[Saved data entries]

"""

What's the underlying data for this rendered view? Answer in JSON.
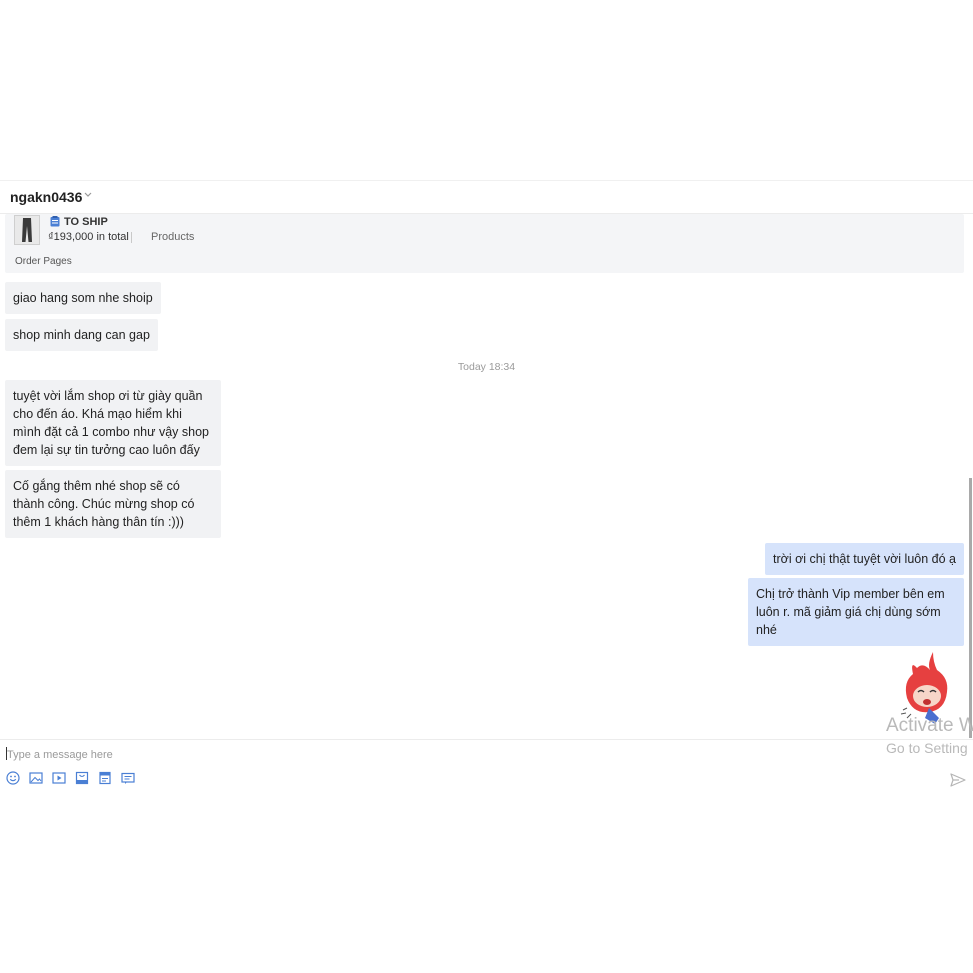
{
  "header": {
    "username": "ngakn0436"
  },
  "order": {
    "status": "TO SHIP",
    "total": "₫193,000 in total",
    "products_link": "Products",
    "order_link": "Order Pages"
  },
  "messages_before": [
    {
      "text": "giao hang som nhe shoip"
    },
    {
      "text": "shop minh dang can gap"
    }
  ],
  "timestamp": "Today 18:34",
  "messages_after_in": [
    {
      "text": "tuyệt vời lắm shop ơi từ giày quần cho đến áo. Khá mạo hiểm khi mình đặt cả 1 combo như vậy shop đem lại sự tin tưởng cao luôn đấy"
    },
    {
      "text": "Cố gắng thêm nhé shop sẽ có thành công. Chúc mừng shop có thêm 1 khách hàng thân tín :)))"
    }
  ],
  "messages_out": [
    {
      "text": "trời ơi chị thật tuyệt vời luôn đó ạ"
    },
    {
      "text": "Chị trở thành Vip member bên em luôn r. mã giảm giá chị dùng sớm nhé"
    }
  ],
  "watermark": {
    "line1": "Activate W",
    "line2": "Go to Setting"
  },
  "composer": {
    "placeholder": "Type a message here",
    "tools": [
      "emoji-icon",
      "image-icon",
      "video-icon",
      "product-icon",
      "order-icon",
      "voucher-icon"
    ],
    "send_icon": "send-icon"
  },
  "colors": {
    "incoming_bubble": "#f1f2f4",
    "outgoing_bubble": "#d6e3fb",
    "accent": "#4a7fd4"
  }
}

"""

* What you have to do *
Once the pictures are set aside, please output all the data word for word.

* Answer *
What's the underlying data for this rendered view? Answer in JSON.
{
  "header": {
    "username": "ngakn0436"
  },
  "order": {
    "status": "TO SHIP",
    "total": "₫193,000 in total",
    "products_link": "Products",
    "order_link": "Order Pages"
  },
  "messages_before": [
    {
      "text": "giao hang som nhe shoip"
    },
    {
      "text": "shop minh dang can gap"
    }
  ],
  "timestamp": "Today 18:34",
  "messages_after_in": [
    {
      "text": "tuyệt vời lắm shop ơi từ giày quần cho đến áo. Khá mạo hiểm khi mình đặt cả 1 combo như vậy shop đem lại sự tin tưởng cao luôn đấy"
    },
    {
      "text": "Cố gắng thêm nhé shop sẽ có thành công. Chúc mừng shop có thêm 1 khách hàng thân tín :)))"
    }
  ],
  "messages_out": [
    {
      "text": "trời ơi chị thật tuyệt vời luôn đó ạ"
    },
    {
      "text": "Chị trở thành Vip member bên em luôn r. mã giảm giá chị dùng sớm nhé"
    }
  ],
  "watermark": {
    "line1": "Activate W",
    "line2": "Go to Setting"
  },
  "composer": {
    "placeholder": "Type a message here",
    "tools": [
      "emoji-icon",
      "image-icon",
      "video-icon",
      "product-icon",
      "order-icon",
      "voucher-icon"
    ],
    "send_icon": "send-icon"
  },
  "colors": {
    "incoming_bubble": "#f1f2f4",
    "outgoing_bubble": "#d6e3fb",
    "accent": "#4a7fd4"
  }
}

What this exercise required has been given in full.